Since its introduction in 2002, Microsoft’s ASP.NET framework has become one of the most common programming frameworks in use today. Historically, ASP.NET was split between a few different sub-frameworks including ASP.NET Web API, ASP.NET Web Pages, and their most commonly adopted framework: ASP.NET MVC. In anticipation of the launch of ASP.NET Core, which unifies the older sub-frameworks into a single programming model, Microsoft has halted development of ASP.NET MVC, leaving many developers left to wonder whether to keep utilizing ASP.NET MVC, or migrate their applications to ASP.NET Core.
ASP.NET MVC, an introduction
ASP.NET is a pattern-based development framework used to create dynamic websites and web-based applications. As a framework, it is incredibly versatile, testable, and powerful, offering a robust feature set and some truly powerful tools. Thanks to a wide range of view engine support, ASP.NET MVC apps are incredibly easy to deploy on connected Windows based devices. Its arc is based on three layers: Model, View, Controller.
Model is the central component of the application. Existing independent of the user-interface, the model acts as the dynamic data structure, directly managing the data, rules, and logic of the application.
Broadly speaking, view refers to any representation of the data. In the context of web application, view is the visual component of the user interface, which can be changed based on Model data and user input.

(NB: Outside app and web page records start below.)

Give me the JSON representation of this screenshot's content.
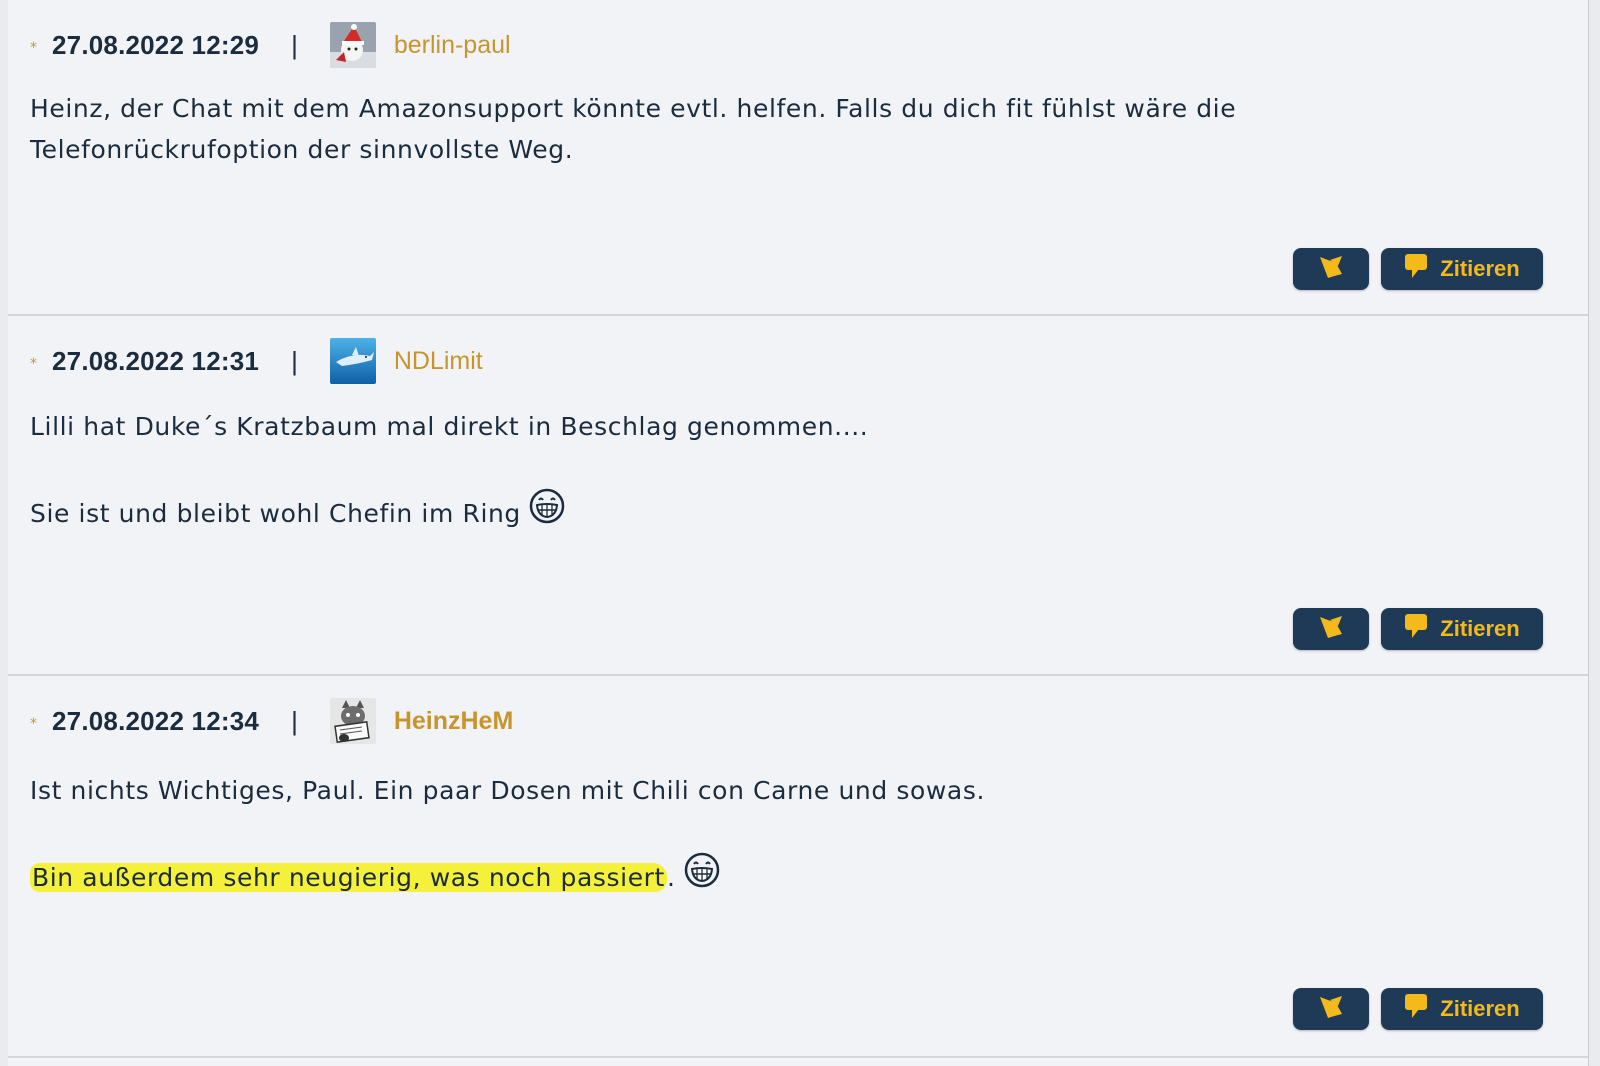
{
  "colors": {
    "accent": "#c8942d",
    "button_bg": "#1e3a57",
    "button_fg": "#f4b91a",
    "text": "#1b2c3e",
    "highlight": "#f5f03a"
  },
  "posts": [
    {
      "star": "*",
      "timestamp": "27.08.2022 12:29",
      "separator": "|",
      "author": "berlin-paul",
      "avatar_icon": "santa-snowman-avatar",
      "lines": [
        "Heinz, der Chat mit dem Amazonsupport könnte evtl. helfen. Falls du dich fit fühlst wäre die",
        "Telefonrückrufoption der sinnvollste Weg."
      ],
      "quote_label": "Zitieren"
    },
    {
      "star": "*",
      "timestamp": "27.08.2022 12:31",
      "separator": "|",
      "author": "NDLimit",
      "avatar_icon": "shark-avatar",
      "lines": [
        "Lilli hat Duke´s Kratzbaum mal direkt in Beschlag genommen....",
        "Sie ist und bleibt wohl Chefin im Ring"
      ],
      "quote_label": "Zitieren"
    },
    {
      "star": "*",
      "timestamp": "27.08.2022 12:34",
      "separator": "|",
      "author": "HeinzHeM",
      "avatar_icon": "cat-avatar",
      "lines": [
        "Ist nichts Wichtiges, Paul. Ein paar Dosen mit Chili con Carne und sowas.",
        "Bin außerdem sehr neugierig, was noch passiert",
        "."
      ],
      "quote_label": "Zitieren"
    }
  ]
}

The controller accepts user input and uses it to modify the model or the view, assuming the inputs are validated.
ASP.NET Core was designed to unify the most important ASP.NET components under a “learn and compose” framework. Unlike the previous ASP.NET components which were released under a variety of different licenses, ASP.NET Core is a fully open source framework. By eschewing reliance on the Windows exclusive .NET Framework libraries, ASP.NET Core is designed from the ground up to be platform agnostic. This allows ASP.NET Core apps to be deployed on MacOS or Linux based servers or devices.
So which one is right for you?
When to choose ASP.NET MVC
You’re working on an already developed app and want to expand functionality
Your team already has experience with ASP.NET MVC
Your application will only be deployed on Windows based devices and servers
You prefer to work on a mature and thoroughly documented framework
When to choose ASP.NET Core
You prefer to work with a framework that is fully open source
You want your application to be deployable on any OS
You’re comfortable with working on the bleeding edge of development
You want an application framework with a long development roadmap ahead of it
My perspective as an ASP.NET MVC developer
ASP.NET MVC allowed developers like me to abandon our reliance on Webforms for developing our web applications. Using my existing knowledge of .NET Framework and Visual Studio, it vastly improved the way I coded web applications using the Microsoft software stack. Even my earliest websites devoted to the ASP.NET MVC community were coded using ASP.NET MVC!
ASP.NET MVC brought Microsoft’s development stack in line with the trend towards server-side applications, which became the web app revolution we all enjoy today. It was a necessary step to take, and has matured into a robust framework that will be useful for years to come.
ASP.NET Core: what comes next
Just like ASP.NET MVC before it, the aim of ASP.NET Core is to once again bring Microsoft’s web development stack in line with emerging trends and create a framework that can grow at the same pace as technology. Thanks to its age and reliance on things like OS specific frameworks and closed source components, ASP.NET MVC had serious limitations that would become more difficult to overcome with time.
This is not to say that ASP.NET MVC is dead in the water. Thanks to an active developer community and extensive documentation, MVC will still be a strong choice for developers who don’t have to worry about deploying on non-Windows devices, and ultimately may be a sound choice for developers who would rather wait for ASP.NET Core to mature before migrating.
ASP.NET Core, and the underlying .NET Core framework that powers it is incredibly powerful, incredibly scalable, and will only improve with time and subsequent development. Its fully open-source nature means developers have flexibility and the opportunities for expansion are unparalleled by anything that relies on closed source components. The OS agnostic nature of .NET Core also means that ASP.NET Core applications can be deployed on more devices and servers than ever before, including routers and IoT devices that are usually run on Linux.
Regardless of which version of ASP.NET you choose to develop your application, know that for the time being the future looks bright thanks to continued corporate and community support.